_Task statement_
Every line containing "watermark" should be copied out. Go through the entries and find them.

Top of Data

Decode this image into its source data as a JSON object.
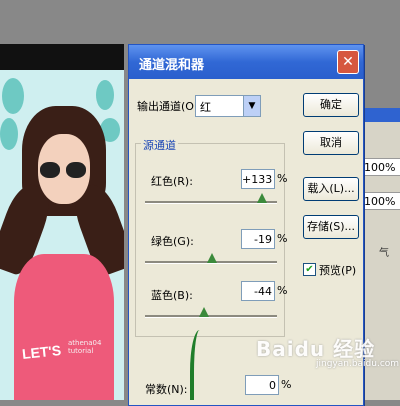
{
  "dialog": {
    "title": "通道混和器",
    "output_label": "输出通道(O):",
    "output_value": "红",
    "group_title": "源通道",
    "channels": [
      {
        "label": "红色(R):",
        "value": "+133",
        "unit": "%",
        "slider_percent": 133
      },
      {
        "label": "绿色(G):",
        "value": "-19",
        "unit": "%",
        "slider_percent": -19
      },
      {
        "label": "蓝色(B):",
        "value": "-44",
        "unit": "%",
        "slider_percent": -44
      }
    ],
    "constant_label": "常数(N):",
    "constant_value": "0",
    "constant_unit": "%",
    "buttons": {
      "ok": "确定",
      "cancel": "取消",
      "load": "载入(L)...",
      "save": "存储(S)..."
    },
    "preview_label": "预览(P)",
    "preview_checked": true,
    "close_icon": "close-icon"
  },
  "photo": {
    "shirt_text": "LET'S",
    "watermark": "athena04 tutorial"
  },
  "panel": {
    "zoom1": "100%",
    "zoom2": "100%",
    "text": "气"
  },
  "watermark": {
    "brand": "Baidu 经验",
    "sub": "jingyan.baidu.com"
  },
  "colors": {
    "title_bar": "#3168d5",
    "dialog_bg": "#ece9d8",
    "close_button": "#d6573f",
    "group_title": "#1a45b5"
  }
}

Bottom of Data

_Problem solution_
    "watermark": "athena04 tutorial"
  "watermark": {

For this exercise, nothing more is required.